9. Figure out what you’re willing to do and then do it.

Are you willing to give something a try on a temporary basis? Do freelance work? Volunteer? Go back to school? Decide what, specifically, you’re willing to do to make a change, and then try all of it.

“To launch ourselves anew, we need to get out of our heads… We need to act,” Herminia Ibarra, a professor at INSEAD, tells Fast Company. Instead of waiting for an epiphany, conduct a series of trials and errors to actually see what you like doing and what you don’t. Ibarra recommends taking temporary assignments, doing advisory work, or taking time off through sabbaticals and extended vacations so you can have enough time to try new things.

10. Determine how you want to describe yourself.

When asked by the New York Times what career advice he gives to business school students, LinkedIn CEO Jeff Weiner replied, “The advice I give them about their career path and realizing their dreams starts with a very simple question. I say: ‘I’m going to ask you a question, and you’re going to have 15 seconds to answer it: Looking back on your career 20, 30 years from now, what do you want to say you’ve accomplished? Go.’”

How would you want to look back on your career 20 or 30 years from now? Think about the things you want to accomplish and the things you want to be remembered for; figure out the shape you want your life to take.
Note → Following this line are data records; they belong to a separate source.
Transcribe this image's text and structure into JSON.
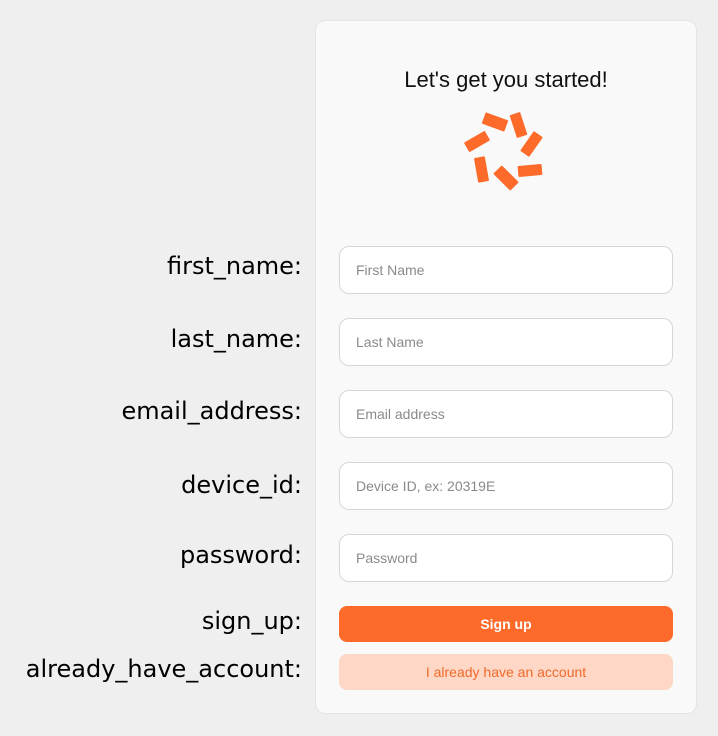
{
  "card": {
    "title": "Let's get you started!",
    "logo_icon": "orange-spinner-logo",
    "accent_color": "#fd6a2a"
  },
  "labels": {
    "first_name": "first_name:",
    "last_name": "last_name:",
    "email_address": "email_address:",
    "device_id": "device_id:",
    "password": "password:",
    "sign_up": "sign_up:",
    "already_have_account": "already_have_account:"
  },
  "fields": {
    "first_name": {
      "placeholder": "First Name",
      "value": ""
    },
    "last_name": {
      "placeholder": "Last Name",
      "value": ""
    },
    "email_address": {
      "placeholder": "Email address",
      "value": ""
    },
    "device_id": {
      "placeholder": "Device ID, ex: 20319E",
      "value": ""
    },
    "password": {
      "placeholder": "Password",
      "value": ""
    }
  },
  "buttons": {
    "sign_up": "Sign up",
    "already_have_account": "I already have an account"
  }
}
In the Times article, Weiner goes on to say that a person can’t realize their goals if they’re not defined, so work on defining your goals, and, by extension, yourself.

11. Take a break from thinking about it.

Relax! Driving yourself crazy trying to figure out your passion will not help you figure out your passion. Do something you actually enjoy and give your brain room to breathe so ideas can occur organically.

12. Define your greatest strength.

Maybe you don’t know what your passions are or how you can translate them to working life. If that’s the case, brainstorm and write down the things that you’re really good at. Having a structured idea of your strengths will help you figure out how to expand upon them — and maybe make you realize that you’re not as strong in other areas and should steer clear of them.